When this happens your money is gone and will not be returned.

Other scammers do not want to lose money by paying the deposit and rentals; they advertise rental properties on social media platforms, Whatsapp groups and online on well-known property websites.

When there is an expression of interest, they advise that they are in another country, city or town and request that the payment is conducted through a money transfer business like Mukuru, Western Union, Ecocash or online.

The scammers always appear genuine by providing photos, real addresses of properties, land title deeds and even scans of stolen identity documents.

They will scam you by asking for a month’s deposit and rent to secure the property.

If you pay by money transfer, there is very little chance of moving in or ever recovering your money.

The only way to protect yourself against these scam bugs is to use your common sense.

If the property is too cheap and looks fantastic then it is probably too good to be true.

That is the tell-tell sign.

It is always difficult to ask for identification from the potential landlord but my suggestion is to request for it, if you are in doubt and advise him/her that you have lost money due to scammers.

Please verify his identity with the police or any other relevant authorities

Research the landlord. With a simple Google search, you can find out if the person is associated with the area, or even if they have been named in scams in the past by news outlets, local law enforcement or previous victims.

Meet in person. Many scammers are unwilling to meet in person, and if you do so for an apartment tour, you will be able to get proof of access to and knowledge of the property as you walk around and ask questions.

Background research. If you can, see if you can chat with someone who has rented from the same person or company in the past.

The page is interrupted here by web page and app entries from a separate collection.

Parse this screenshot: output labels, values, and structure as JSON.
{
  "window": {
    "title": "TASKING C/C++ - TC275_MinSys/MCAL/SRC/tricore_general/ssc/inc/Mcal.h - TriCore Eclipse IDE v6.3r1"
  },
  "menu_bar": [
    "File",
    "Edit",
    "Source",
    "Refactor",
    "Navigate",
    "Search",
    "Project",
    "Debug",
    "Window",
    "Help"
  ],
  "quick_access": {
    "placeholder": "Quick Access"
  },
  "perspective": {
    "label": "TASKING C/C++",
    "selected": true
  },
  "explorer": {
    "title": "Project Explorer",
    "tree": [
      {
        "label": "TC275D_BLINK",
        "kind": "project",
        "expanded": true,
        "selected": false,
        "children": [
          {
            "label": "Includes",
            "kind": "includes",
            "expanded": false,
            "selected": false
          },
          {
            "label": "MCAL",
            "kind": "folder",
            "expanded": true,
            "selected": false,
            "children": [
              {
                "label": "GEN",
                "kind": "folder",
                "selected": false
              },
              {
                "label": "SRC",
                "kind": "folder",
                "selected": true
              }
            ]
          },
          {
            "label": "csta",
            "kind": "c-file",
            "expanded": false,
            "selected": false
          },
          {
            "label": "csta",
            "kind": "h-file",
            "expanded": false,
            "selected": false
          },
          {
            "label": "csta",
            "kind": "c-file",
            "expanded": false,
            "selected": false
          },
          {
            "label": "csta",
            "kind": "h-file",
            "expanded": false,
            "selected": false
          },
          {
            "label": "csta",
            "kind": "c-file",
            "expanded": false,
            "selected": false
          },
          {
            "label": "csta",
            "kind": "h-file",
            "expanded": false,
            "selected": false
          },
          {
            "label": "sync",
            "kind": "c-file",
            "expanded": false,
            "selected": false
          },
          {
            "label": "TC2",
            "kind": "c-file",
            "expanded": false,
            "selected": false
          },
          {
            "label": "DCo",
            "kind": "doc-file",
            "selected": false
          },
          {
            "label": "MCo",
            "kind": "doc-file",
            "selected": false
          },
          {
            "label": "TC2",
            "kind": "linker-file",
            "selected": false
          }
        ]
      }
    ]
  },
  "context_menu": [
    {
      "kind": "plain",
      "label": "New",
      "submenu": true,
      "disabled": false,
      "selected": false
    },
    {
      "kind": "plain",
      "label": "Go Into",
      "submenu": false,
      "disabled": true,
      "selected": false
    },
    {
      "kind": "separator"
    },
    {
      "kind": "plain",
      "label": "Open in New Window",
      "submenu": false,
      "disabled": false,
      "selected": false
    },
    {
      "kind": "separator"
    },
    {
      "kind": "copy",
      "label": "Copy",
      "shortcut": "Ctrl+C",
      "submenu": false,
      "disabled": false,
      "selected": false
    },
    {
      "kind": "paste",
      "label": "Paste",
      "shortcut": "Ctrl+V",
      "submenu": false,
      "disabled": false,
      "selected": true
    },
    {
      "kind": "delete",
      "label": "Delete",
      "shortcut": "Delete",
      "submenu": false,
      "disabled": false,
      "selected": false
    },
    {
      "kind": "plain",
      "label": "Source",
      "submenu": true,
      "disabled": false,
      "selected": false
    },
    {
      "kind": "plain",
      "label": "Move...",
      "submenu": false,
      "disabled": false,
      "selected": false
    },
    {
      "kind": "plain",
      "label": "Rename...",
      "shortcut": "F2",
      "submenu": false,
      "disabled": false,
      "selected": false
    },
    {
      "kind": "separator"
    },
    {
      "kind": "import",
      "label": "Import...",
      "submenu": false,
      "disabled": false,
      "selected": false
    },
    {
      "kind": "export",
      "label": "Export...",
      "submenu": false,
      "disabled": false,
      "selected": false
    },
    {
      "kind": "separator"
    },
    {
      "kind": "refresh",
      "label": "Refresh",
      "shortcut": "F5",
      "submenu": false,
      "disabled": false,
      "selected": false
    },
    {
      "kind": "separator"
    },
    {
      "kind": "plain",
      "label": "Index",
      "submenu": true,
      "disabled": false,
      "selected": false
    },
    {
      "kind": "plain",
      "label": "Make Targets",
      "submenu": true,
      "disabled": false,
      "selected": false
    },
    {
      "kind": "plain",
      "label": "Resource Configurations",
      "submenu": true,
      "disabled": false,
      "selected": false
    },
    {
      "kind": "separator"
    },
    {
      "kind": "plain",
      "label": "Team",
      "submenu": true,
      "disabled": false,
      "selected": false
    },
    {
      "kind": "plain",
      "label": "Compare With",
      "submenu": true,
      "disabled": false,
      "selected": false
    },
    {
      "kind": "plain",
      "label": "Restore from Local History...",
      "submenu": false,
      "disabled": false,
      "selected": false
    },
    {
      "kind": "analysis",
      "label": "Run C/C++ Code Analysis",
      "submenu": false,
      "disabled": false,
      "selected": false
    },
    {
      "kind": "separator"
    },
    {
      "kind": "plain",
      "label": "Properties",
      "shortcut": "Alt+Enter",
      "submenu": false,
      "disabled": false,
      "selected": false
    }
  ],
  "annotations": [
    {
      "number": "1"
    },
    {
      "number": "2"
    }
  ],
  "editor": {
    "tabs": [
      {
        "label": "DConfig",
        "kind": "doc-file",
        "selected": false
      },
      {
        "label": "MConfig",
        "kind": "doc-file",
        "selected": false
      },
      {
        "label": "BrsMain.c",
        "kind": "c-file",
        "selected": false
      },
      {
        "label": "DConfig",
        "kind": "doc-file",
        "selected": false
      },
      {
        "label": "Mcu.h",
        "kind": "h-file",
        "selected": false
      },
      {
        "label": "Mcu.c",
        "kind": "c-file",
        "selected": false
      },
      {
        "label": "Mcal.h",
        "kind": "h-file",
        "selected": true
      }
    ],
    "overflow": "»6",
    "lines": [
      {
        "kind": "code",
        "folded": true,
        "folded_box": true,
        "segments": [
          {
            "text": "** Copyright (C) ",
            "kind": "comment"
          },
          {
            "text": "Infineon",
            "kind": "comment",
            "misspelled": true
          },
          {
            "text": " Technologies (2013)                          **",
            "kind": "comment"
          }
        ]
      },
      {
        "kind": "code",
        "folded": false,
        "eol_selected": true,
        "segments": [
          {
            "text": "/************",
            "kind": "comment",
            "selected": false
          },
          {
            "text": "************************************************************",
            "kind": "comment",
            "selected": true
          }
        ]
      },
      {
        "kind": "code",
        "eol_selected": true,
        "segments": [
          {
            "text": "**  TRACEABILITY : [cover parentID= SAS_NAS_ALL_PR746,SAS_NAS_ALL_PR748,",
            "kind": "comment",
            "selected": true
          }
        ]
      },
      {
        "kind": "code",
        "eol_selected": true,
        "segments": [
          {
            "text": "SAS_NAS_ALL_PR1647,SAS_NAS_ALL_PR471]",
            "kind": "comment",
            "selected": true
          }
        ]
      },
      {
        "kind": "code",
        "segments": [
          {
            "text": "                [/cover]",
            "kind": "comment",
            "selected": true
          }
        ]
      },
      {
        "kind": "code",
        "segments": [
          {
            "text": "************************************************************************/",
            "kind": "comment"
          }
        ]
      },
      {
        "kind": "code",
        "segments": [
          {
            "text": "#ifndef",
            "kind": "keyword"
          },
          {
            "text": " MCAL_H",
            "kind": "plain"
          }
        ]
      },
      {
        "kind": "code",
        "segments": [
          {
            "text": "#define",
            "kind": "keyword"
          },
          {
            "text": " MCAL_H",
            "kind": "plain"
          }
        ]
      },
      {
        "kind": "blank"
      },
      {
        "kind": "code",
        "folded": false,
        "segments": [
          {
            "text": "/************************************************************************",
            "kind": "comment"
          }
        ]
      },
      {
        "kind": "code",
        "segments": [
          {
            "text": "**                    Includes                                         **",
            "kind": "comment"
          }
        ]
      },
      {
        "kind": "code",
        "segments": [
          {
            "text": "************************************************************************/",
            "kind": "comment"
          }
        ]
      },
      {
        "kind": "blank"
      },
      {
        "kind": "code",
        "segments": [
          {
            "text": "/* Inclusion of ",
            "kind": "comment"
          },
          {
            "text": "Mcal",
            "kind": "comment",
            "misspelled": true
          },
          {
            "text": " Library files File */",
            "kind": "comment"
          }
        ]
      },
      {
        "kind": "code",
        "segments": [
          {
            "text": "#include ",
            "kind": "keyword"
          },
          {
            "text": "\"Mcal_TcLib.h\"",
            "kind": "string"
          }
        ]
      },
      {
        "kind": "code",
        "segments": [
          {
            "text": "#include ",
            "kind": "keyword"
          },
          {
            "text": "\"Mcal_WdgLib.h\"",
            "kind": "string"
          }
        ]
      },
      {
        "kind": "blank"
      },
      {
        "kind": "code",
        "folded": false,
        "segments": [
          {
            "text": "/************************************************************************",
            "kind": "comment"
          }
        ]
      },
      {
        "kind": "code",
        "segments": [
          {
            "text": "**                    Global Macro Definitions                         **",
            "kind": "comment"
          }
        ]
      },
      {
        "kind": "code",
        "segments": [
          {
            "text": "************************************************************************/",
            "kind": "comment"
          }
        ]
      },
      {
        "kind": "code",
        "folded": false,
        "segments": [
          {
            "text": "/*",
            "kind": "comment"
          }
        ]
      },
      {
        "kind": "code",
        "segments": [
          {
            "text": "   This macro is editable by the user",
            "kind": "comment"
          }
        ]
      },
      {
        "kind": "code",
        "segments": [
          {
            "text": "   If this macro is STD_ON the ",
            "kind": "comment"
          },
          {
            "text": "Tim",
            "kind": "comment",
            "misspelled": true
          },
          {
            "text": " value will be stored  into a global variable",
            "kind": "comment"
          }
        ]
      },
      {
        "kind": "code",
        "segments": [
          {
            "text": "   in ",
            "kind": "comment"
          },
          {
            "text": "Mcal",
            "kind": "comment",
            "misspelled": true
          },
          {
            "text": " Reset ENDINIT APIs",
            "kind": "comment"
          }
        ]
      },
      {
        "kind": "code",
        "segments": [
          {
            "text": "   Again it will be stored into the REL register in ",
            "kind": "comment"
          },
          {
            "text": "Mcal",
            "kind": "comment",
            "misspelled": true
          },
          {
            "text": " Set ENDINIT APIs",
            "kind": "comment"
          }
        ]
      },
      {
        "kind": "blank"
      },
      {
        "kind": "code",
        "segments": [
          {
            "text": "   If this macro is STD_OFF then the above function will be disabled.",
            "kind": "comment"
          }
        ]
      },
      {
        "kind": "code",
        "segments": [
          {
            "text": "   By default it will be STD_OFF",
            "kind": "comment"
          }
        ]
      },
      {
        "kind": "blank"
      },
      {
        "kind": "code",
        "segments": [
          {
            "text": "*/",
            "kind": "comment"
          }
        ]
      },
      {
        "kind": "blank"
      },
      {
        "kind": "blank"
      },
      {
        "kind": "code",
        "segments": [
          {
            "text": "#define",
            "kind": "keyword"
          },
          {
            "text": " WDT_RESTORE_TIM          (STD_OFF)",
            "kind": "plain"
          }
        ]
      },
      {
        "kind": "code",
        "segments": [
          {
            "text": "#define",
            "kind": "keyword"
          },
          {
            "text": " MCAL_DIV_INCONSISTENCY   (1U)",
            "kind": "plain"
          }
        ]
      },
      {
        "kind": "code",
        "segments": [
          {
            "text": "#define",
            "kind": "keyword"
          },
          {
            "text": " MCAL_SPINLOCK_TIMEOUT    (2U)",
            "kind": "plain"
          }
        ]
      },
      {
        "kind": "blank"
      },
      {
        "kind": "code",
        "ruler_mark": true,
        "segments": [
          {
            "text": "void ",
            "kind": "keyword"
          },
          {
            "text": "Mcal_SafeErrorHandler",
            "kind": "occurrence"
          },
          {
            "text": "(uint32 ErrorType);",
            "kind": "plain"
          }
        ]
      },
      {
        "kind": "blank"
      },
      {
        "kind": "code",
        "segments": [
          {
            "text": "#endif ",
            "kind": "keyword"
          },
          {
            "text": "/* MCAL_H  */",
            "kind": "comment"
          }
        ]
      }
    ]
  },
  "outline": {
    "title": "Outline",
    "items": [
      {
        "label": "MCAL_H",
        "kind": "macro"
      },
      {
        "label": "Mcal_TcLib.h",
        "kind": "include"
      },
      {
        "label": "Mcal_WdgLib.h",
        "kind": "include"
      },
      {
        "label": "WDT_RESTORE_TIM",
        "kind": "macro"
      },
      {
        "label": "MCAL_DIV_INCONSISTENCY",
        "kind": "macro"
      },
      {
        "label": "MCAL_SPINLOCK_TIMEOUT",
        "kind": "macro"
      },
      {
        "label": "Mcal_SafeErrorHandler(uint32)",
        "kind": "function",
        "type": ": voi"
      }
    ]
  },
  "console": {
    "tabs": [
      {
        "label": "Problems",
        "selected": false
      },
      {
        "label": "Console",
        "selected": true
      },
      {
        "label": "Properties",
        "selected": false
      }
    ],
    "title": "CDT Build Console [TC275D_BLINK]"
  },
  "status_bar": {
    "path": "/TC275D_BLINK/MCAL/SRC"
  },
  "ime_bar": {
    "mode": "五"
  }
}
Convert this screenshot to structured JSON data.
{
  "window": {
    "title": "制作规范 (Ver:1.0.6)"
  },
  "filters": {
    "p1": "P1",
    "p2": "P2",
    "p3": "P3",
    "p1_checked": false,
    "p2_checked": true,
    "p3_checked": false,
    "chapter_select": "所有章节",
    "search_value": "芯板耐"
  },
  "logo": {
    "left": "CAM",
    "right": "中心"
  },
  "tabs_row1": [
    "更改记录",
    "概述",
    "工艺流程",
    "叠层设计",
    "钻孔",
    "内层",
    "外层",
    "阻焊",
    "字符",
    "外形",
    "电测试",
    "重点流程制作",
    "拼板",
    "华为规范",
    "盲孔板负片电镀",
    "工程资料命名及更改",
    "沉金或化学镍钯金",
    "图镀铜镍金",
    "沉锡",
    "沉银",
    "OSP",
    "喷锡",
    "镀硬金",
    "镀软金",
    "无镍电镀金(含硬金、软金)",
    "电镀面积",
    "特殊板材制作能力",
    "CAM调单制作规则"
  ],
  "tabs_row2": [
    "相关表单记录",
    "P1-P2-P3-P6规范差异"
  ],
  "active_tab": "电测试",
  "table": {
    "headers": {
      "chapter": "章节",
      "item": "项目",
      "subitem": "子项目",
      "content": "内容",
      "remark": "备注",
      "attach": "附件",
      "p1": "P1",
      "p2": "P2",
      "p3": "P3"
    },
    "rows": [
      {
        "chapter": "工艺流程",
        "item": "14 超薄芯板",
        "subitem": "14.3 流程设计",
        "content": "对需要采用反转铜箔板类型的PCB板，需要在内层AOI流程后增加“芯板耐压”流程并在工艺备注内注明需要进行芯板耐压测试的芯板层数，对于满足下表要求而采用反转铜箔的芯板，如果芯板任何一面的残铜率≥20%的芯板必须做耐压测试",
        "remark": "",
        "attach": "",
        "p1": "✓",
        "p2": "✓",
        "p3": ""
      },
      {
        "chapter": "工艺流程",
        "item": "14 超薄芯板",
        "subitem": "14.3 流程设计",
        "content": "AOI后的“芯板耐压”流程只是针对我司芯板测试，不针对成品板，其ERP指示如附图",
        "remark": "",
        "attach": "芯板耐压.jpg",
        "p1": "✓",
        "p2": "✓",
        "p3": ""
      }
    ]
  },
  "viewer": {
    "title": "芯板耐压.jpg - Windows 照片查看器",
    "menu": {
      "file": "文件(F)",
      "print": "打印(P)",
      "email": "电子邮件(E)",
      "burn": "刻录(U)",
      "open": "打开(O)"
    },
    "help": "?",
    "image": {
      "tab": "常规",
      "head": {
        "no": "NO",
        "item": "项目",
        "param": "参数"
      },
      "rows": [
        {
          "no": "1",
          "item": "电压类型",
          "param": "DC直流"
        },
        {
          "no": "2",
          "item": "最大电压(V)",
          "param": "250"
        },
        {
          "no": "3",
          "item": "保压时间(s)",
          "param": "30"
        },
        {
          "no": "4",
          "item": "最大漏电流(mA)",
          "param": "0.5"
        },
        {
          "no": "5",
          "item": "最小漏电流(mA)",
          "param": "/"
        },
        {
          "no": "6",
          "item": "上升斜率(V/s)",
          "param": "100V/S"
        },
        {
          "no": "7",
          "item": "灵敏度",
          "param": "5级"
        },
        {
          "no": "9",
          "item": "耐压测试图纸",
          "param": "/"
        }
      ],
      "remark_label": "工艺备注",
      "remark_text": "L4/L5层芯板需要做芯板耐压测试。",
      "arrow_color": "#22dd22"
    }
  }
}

Use the internet. Conduct an internet search on the property to see who may live there, and determine if there are additional rental ads for the same property.

Remember, rental property listing scammers typically aim to steal money from interested renters.

They will always try to get you to pay your deposit and monthly rental fee before moving into the flat, house or rental unit and they will keep the money without any intention of renting a unit to you. DO NOT BE A VICTIM BE AHEAD OF THE SCAMMER.

  • If you need more details please whatsapp/call +263772278161.
  • Mutisi is the CEO of Hansole Investments (Pvt) Ltd and the current chairperson of Zimbabwe Information & Communication Technology, a division of Zimbabwe Institution of Engineers.